Return all the lines below exactly as written. Drop every picture.

BEGIN Data shown

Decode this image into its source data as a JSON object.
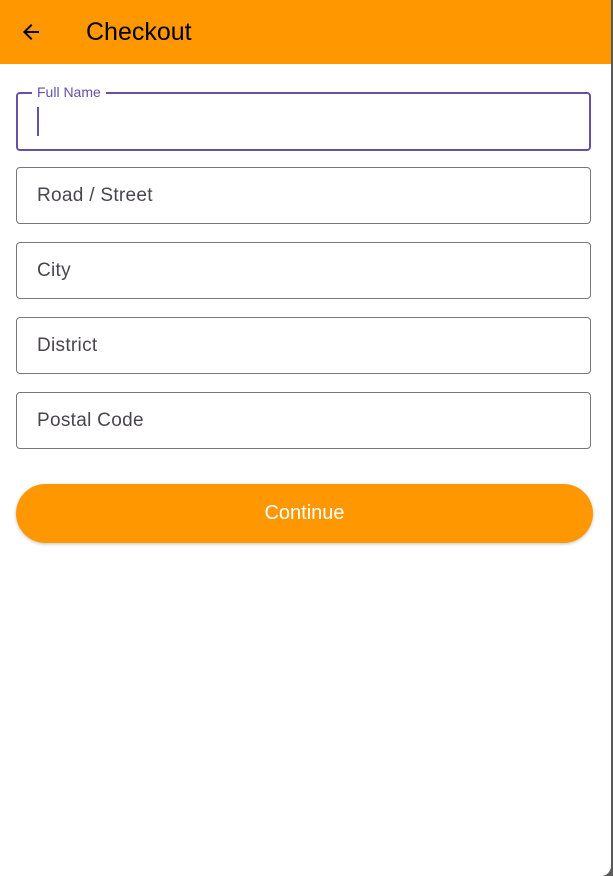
{
  "appbar": {
    "title": "Checkout",
    "back_icon": "arrow-left-icon"
  },
  "form": {
    "full_name": {
      "label": "Full Name",
      "value": ""
    },
    "road": {
      "placeholder": "Road / Street"
    },
    "city": {
      "placeholder": "City"
    },
    "district": {
      "placeholder": "District"
    },
    "postal": {
      "placeholder": "Postal Code"
    }
  },
  "continue_label": "Continue",
  "colors": {
    "accent": "#ff9800",
    "focus": "#6750a4"
  }
}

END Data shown

_Exercise output_.
Decode this image into its source data as a JSON object.
{
  "appbar": {
    "title": "Checkout",
    "back_icon": "arrow-left-icon"
  },
  "form": {
    "full_name": {
      "label": "Full Name",
      "value": ""
    },
    "road": {
      "placeholder": "Road / Street"
    },
    "city": {
      "placeholder": "City"
    },
    "district": {
      "placeholder": "District"
    },
    "postal": {
      "placeholder": "Postal Code"
    }
  },
  "continue_label": "Continue",
  "colors": {
    "accent": "#ff9800",
    "focus": "#6750a4"
  }
}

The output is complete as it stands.